• Notifications. Article 123 deals with states' obligations to notify each other of convictions handed down in their state against the nationals of other states. It basically mirrors Article 4 of FD 2009/315/JHA, but whereas the Framework Decision states 'as soon as possible', Article 123(2) provides that the central authorities of the states shall communicate such information to each other 'at least once per month'.
• Replies to requests. Article 126 provides for the deadline to reply of a maximum of 20 working days from the date the request was received, whereas Article 8 of FD 2009/315/JHA sets out a shorter deadline of a maximum of 10 working days for most requests.
Channel of communication. According to Article 127, the exchange between states of information extracted from the criminal record will take place electronically in accordance with the technical and procedural specifications laid down in ANNEX LAW-6 EU-UK
Judicial cooperation in criminal matters from 1 January 2021
3.5. Transfer of sentenced persons
The TCA does not cover the transfer of sentenced persons.

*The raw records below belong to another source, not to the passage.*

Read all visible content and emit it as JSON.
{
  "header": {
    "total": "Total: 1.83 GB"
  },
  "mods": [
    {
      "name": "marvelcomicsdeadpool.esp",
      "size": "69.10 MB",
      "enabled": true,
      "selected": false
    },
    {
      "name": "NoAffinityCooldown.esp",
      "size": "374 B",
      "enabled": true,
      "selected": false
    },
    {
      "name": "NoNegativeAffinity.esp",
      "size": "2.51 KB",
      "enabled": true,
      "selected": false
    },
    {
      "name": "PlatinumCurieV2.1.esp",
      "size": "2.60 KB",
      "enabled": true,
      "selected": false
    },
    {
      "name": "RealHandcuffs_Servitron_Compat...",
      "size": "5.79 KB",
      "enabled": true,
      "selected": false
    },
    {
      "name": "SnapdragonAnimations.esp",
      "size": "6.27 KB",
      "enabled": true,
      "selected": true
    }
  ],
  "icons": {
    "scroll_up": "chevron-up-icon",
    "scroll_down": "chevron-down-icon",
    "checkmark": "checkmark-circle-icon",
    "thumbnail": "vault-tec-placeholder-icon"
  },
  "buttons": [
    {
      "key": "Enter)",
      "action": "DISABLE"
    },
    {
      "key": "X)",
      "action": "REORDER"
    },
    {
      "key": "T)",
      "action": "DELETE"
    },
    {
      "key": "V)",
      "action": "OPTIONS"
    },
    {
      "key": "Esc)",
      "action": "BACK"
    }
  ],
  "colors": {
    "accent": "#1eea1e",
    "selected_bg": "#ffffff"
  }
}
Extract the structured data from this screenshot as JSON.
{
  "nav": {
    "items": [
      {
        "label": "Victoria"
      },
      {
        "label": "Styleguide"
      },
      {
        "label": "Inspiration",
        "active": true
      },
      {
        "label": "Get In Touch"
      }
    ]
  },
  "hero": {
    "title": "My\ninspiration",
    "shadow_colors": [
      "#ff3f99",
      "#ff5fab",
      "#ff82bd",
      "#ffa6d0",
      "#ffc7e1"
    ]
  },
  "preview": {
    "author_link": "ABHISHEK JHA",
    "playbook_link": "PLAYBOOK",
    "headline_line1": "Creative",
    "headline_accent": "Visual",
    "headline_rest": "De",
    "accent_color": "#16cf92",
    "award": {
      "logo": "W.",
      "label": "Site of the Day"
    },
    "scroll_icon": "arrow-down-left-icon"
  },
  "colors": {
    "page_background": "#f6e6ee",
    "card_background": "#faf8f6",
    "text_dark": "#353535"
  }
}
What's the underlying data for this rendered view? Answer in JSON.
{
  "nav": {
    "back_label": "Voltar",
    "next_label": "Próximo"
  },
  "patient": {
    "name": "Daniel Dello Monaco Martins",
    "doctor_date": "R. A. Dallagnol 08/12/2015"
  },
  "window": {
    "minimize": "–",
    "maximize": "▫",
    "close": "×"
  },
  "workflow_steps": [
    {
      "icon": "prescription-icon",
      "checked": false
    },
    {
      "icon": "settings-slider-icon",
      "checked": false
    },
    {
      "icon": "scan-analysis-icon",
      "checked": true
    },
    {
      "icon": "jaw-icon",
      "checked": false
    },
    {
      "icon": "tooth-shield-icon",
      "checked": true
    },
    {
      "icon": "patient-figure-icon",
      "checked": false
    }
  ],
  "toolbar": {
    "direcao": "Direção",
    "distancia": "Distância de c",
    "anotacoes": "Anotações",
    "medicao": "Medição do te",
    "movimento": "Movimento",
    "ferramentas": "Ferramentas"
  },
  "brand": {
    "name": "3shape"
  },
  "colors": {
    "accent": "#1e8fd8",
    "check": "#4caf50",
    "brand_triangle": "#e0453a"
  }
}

As from 1 January 2021, Framework Decision 2008/909/JHA on the transfer of sentenced persons (FD 2008/909/JHA) no longer applies. Transitional regime. FD 2008/909/JHA continues to govern the execution of requests that the executing authority received by 31 December 202034). Applicable new regime. The applicable regime as of 1 January 2021 will be the 1983 Council of Europe Convention on the Transfer of Sentenced Persons, and, where applicable, the 1997 Additional Protocol to the Convention on the Transfer of Sentenced Persons or the Protocol amending the Additional Protocol to the Convention on the Transfer of Sentenced Persons.